Recently I got a redesigning project of an app screen for our Client Appland. The time I saw their original design, I was planning on what all we can incorporate to make the user experience unique but at the same time relevant to the brief. So my team and I planned to design the tab side first while leaving the mobile part as a secondary goal that gets accomplished later. But this time, our client asked for a mobile first design. This was unusual from all the UI/UX projects I have worked on.
“Progressive Enhancement” & “Graceful Degradation”
For a long time, with the rise of responsive design, many of us begin with the “full size” site design first and then work our way down to smaller screens. This approach is known as Graceful Degradation. But while researching for this project, I got to know about a growing trend in the industry to flip this workflow on its head and actually begin with mobile considerations and then work up to a larger desktop version. In 2011, Luke Wroblewski devised the concept of mobile first design. The mobile-first approach is a tenet of progressive enhancement, as opposed to degradation. The ideology is that mobile design is the hardest and should be done first. It essentially revolves around the premise that once all mobile design questions are answered, designing for other devices should be a piece of cake.
Why Mobile First Design Wins?
You might be wondering that how is progressive enhancement a better approach? I have put it all together in the infographic below. Let's take a look!
The Mobile-First Design Process
1. Content is the hero
The best design focuses on delivering what's essential and Content is the most important part of telling your story in a way that’s meaningful to your users.
2. Prioritize Hierarchy
You must prioritize the elements in your content and determine how to display the most important elements prominently.
3. Design with the smallest breakpoints and then scale up
Build your wireframe according to the mobile screen first, then use that as the model for larger screens.
4. Enlarge the touch targets
Think about the fingers which are much wider than pixel-precise mouse cursors, and use larger elements on which the user can tap.
5. Don't depend on Hovers
Designers often rely on hover and mouse-over effects in their interactive work. If you’re thinking mobile-friendly design, then don’t depend on Hovers. There is no hover control for fingertips yet.
6. Avoid Large Graphics
Landscape photos and complex graphics don’t display well when your screen is only a few inches across. Always use images and graphics that are readable on handheld screens.
7. Test on a real Device

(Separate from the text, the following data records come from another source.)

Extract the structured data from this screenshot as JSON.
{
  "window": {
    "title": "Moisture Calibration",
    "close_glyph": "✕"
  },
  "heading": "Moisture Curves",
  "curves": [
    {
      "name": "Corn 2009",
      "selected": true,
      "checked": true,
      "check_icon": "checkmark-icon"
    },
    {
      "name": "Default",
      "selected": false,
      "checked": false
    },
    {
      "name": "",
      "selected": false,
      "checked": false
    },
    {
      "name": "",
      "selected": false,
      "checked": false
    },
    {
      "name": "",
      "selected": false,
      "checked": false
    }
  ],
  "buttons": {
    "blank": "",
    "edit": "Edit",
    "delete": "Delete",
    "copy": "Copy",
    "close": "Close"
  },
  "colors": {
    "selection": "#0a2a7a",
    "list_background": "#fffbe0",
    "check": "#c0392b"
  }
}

Load up your product on a real phone and ask yourself all the important questions. Is the site easy to navigate? Does it load in a timely fashion? Are the text and graphics easy to read?
Give it a try
However, we don’t have any mobile first functions with our current version. That’s why we have been meticulously brewing something new for the future. Personally, delivering a pleasurable user experience should be at the heart of what we do. Using this mobile first design will not only make your life easier as a designer but it’ll make the life of the user easier too. And isn’t that why we do this? So what’s holding you back? Try this and let me know if it helped you.
Feel free to use the comment section to write your doubts.